2019: A Cinderella Year For Data Management At Growing Companies?

Neil McGovern

If any area of a midsize business could use the transformative magic of a fairy godmother in 2019, it’s data management. Increasing digitization of processes, machines, and human interactions is generating so much data that growing companies are running out of room to store it all. And with such a burdensome trend, growing companies are unable to access the insights they need to capture the attention of new and existing customers.

More and more, companies understand less about their customers and business. You would think it would go in the opposite direction with the rise of ubiquitous connectivity, access to cloud technology, generation of vast amounts of data, and interest in machine learning. But, unfortunately, it’s not. This situation is happening because massive volumes of data are dispersed across multiple clouds, applications, systems, and platforms.

Resolving this problem requires much more than the wave of a wand for more storage capacity and bigger servers.
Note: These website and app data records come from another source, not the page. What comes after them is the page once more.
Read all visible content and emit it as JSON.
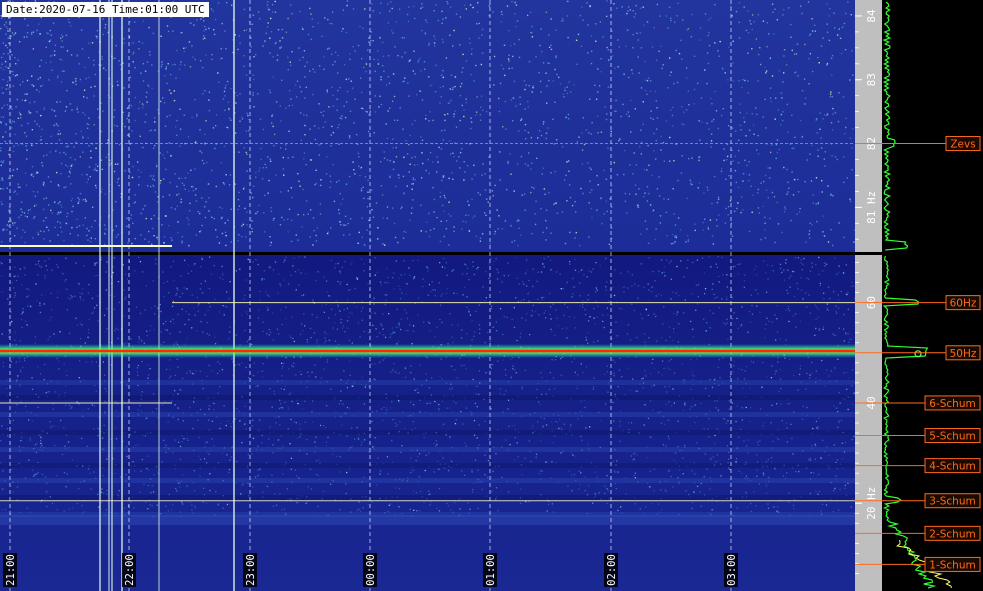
{
  "header": {
    "timestamp": "Date:2020-07-16 Time:01:00 UTC"
  },
  "time_axis": [
    {
      "label": "21:00"
    },
    {
      "label": "22:00"
    },
    {
      "label": "23:00"
    },
    {
      "label": "00:00"
    },
    {
      "label": "01:00"
    },
    {
      "label": "02:00"
    },
    {
      "label": "03:00"
    }
  ],
  "freq_axis_upper": [
    {
      "label": "84",
      "hz": 84
    },
    {
      "label": "83",
      "hz": 83
    },
    {
      "label": "82",
      "hz": 82
    },
    {
      "label": "81 Hz",
      "hz": 81
    }
  ],
  "freq_axis_lower": [
    {
      "label": "60",
      "hz": 60
    },
    {
      "label": "40",
      "hz": 40
    },
    {
      "label": "20 Hz",
      "hz": 20
    }
  ],
  "markers": [
    {
      "label": "Zevs",
      "hz": 82,
      "panel": "upper"
    },
    {
      "label": "60Hz",
      "hz": 60,
      "panel": "lower"
    },
    {
      "label": "50Hz",
      "hz": 50,
      "panel": "lower"
    },
    {
      "label": "6-Schum",
      "hz": 40,
      "panel": "lower"
    },
    {
      "label": "5-Schum",
      "hz": 33.5,
      "panel": "lower"
    },
    {
      "label": "4-Schum",
      "hz": 27.5,
      "panel": "lower"
    },
    {
      "label": "3-Schum",
      "hz": 20.5,
      "panel": "lower"
    },
    {
      "label": "2-Schum",
      "hz": 14,
      "panel": "lower"
    },
    {
      "label": "1-Schum",
      "hz": 7.8,
      "panel": "lower"
    }
  ],
  "colors": {
    "background_upper": "#1a2a9c",
    "background_lower": "#141f86",
    "marker": "#ff6a1a",
    "tick_text": "#ffffff",
    "spectrum": "#33ff33",
    "spectrum_secondary": "#ffff66",
    "hum_line": "#ff2a00"
  }
}
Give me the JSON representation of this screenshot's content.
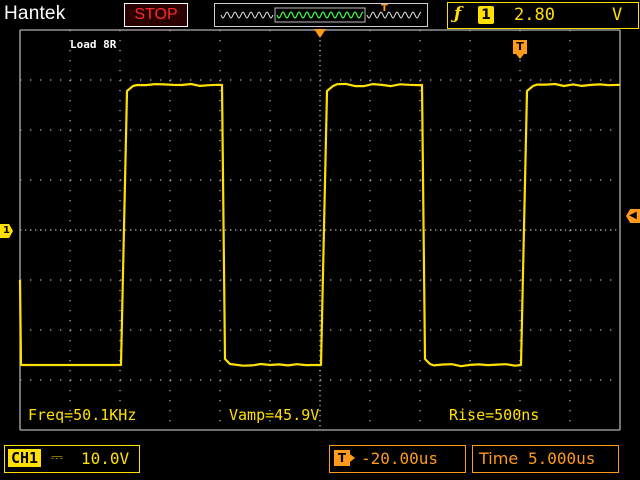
{
  "header": {
    "brand": "Hantek",
    "run_state": "STOP",
    "trigger_edge_icon": "rising-edge-icon",
    "trigger_source": "1",
    "trigger_level": "2.80",
    "trigger_level_unit": "V"
  },
  "markers": {
    "trigger_position_icon": "T",
    "channel1_ground": "1"
  },
  "screen": {
    "label": "Load 8R",
    "measurements": {
      "freq": "Freq=50.1KHz",
      "vamp": "Vamp=45.9V",
      "rise": "Rise=500ns"
    }
  },
  "waveform": {
    "channel": "CH1",
    "shape": "square",
    "trace_color": "#ffe000",
    "graticule_color": "#b0b0b0",
    "period_divisions": 4.0,
    "high_level_div": 2.9,
    "low_level_div": -2.7
  },
  "footer": {
    "channel": "CH1",
    "coupling_icon": "dc-coupling-icon",
    "volts_per_div": "10.0V",
    "trigger_delay": "-20.00us",
    "time_label": "Time",
    "time_per_div": "5.000us"
  },
  "colors": {
    "channel1": "#ffe000",
    "trigger": "#ff9a1a",
    "stop": "#ff2a2a",
    "background": "#000000"
  }
}
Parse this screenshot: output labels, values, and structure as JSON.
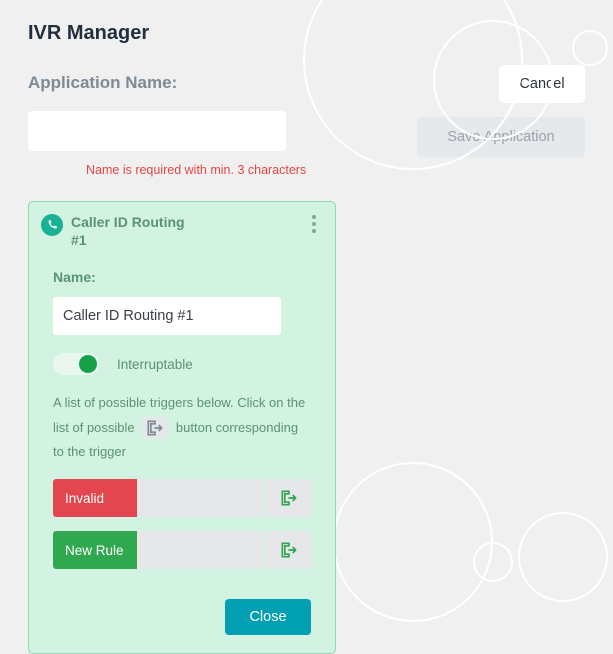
{
  "page": {
    "title": "IVR Manager"
  },
  "form": {
    "app_name_label": "Application Name:",
    "app_name_value": "",
    "error": "Name is required with min. 3 characters"
  },
  "actions": {
    "cancel": "Cancel",
    "save": "Save Application"
  },
  "card": {
    "title_line1": "Caller ID Routing",
    "title_line2": "#1",
    "name_label": "Name:",
    "name_value": "Caller ID Routing #1",
    "interruptable_label": "Interruptable",
    "interruptable_on": true,
    "help_part1": "A list of possible triggers below. Click on the list of possible",
    "help_part2": "button corresponding to the trigger",
    "rules": [
      {
        "label": "Invalid",
        "kind": "red"
      },
      {
        "label": "New Rule",
        "kind": "green"
      }
    ],
    "close": "Close"
  },
  "icons": {
    "phone": "phone-icon",
    "kebab": "kebab-icon",
    "exit": "exit-arrow-icon"
  }
}
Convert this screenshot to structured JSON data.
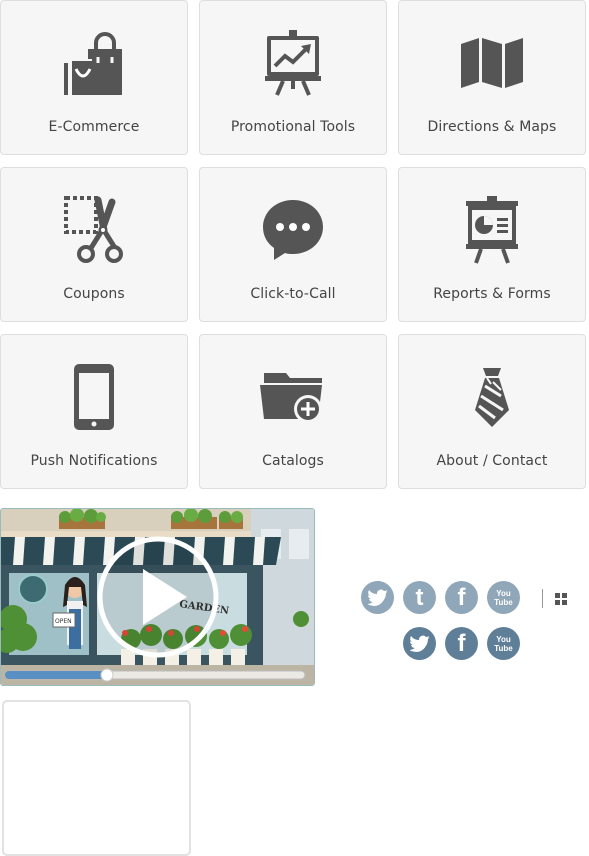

These wishes only address the symptoms of a much more significant challenge. Growing companies need to rethink their entire data management strategy before they drown themselves in data and miss out on the insights and tools they need to remain competitive.

Redesigning the tattered fabric of data management strategies

Business leaders always say that they expect three things from their data systems: reliable data that empowers employees, access to the latest analytics to amplify insights, and deep intelligence that delivers focused outcomes. But according to a recent IDC report, only 17% of midmarket businesses have an enterprise-wide data management strategy that ensures seamless data access, integration, and orchestration to expand digital capabilities.

Natalie Kern, senior business development manager at SAP, suggests that growing companies need to go beyond capturing, storing, and processing data. By extending their data management practices to operationalize their data, businesses can free up employees to focus on more intelligent, high-impact work and automate mundane processes. “So instead of handling Big Data, for example, they can analyze it in wise, intelligent ways,” she says.

In essence, data management needs to be a continuous foundation from which all business activities run. As strategic as it is fundamental, treating data as an asset allows businesses to accurately monitor and optimize performance, identify cost savings and revenue growth opportunities, and secure strong compliance with regulations and internal policies.

“Data is the place where answers to business-critical questions can be found. To take advantage of this capability, midmarket companies first need to have all their data in one place so they can quickly dig into those insights with ease and take action,” shares Ameet Hundekari, director of general business sales (EMEA South) at SAP.

Unifying trusted data to ensure operational optimization and compliance

Although subject to the same challenges as their larger competitors, midmarket companies tend to be more aggressive in resolving them. In fact, they continuously seek leading-edge competitive advantages to keep costs low, maintain compliance consistency, mitigate risks early on, respond to emerging opportunities quickly, and wow customers every time.

This is only possible with the right data management strategies that make trusted, actionable information readily available.

Hear more midmarket insights from the experts featured in this blog and many more in the podcast series “Let’s Talk Data including: 

Neil McGovern

About Neil McGovern

Neil McGovern has over 30 years’ experience in the software industry. Neil leads product marketing worldwide for SAP HANA and SAP HANA Cloud Services. Neil has also led product marketing for the Data Warehousing, Mobility, and Financial Services teams for SAP. Prior to SAP, Neil ran marketing for Sybase’s top vertical, Financial Services. Neil was VP Engineering at New Era of Networks, and CTO of Convoy Corporation, where he was a pioneer in the Enterprise Application Integration market. Neil has a degree in Computer Science and an MBA.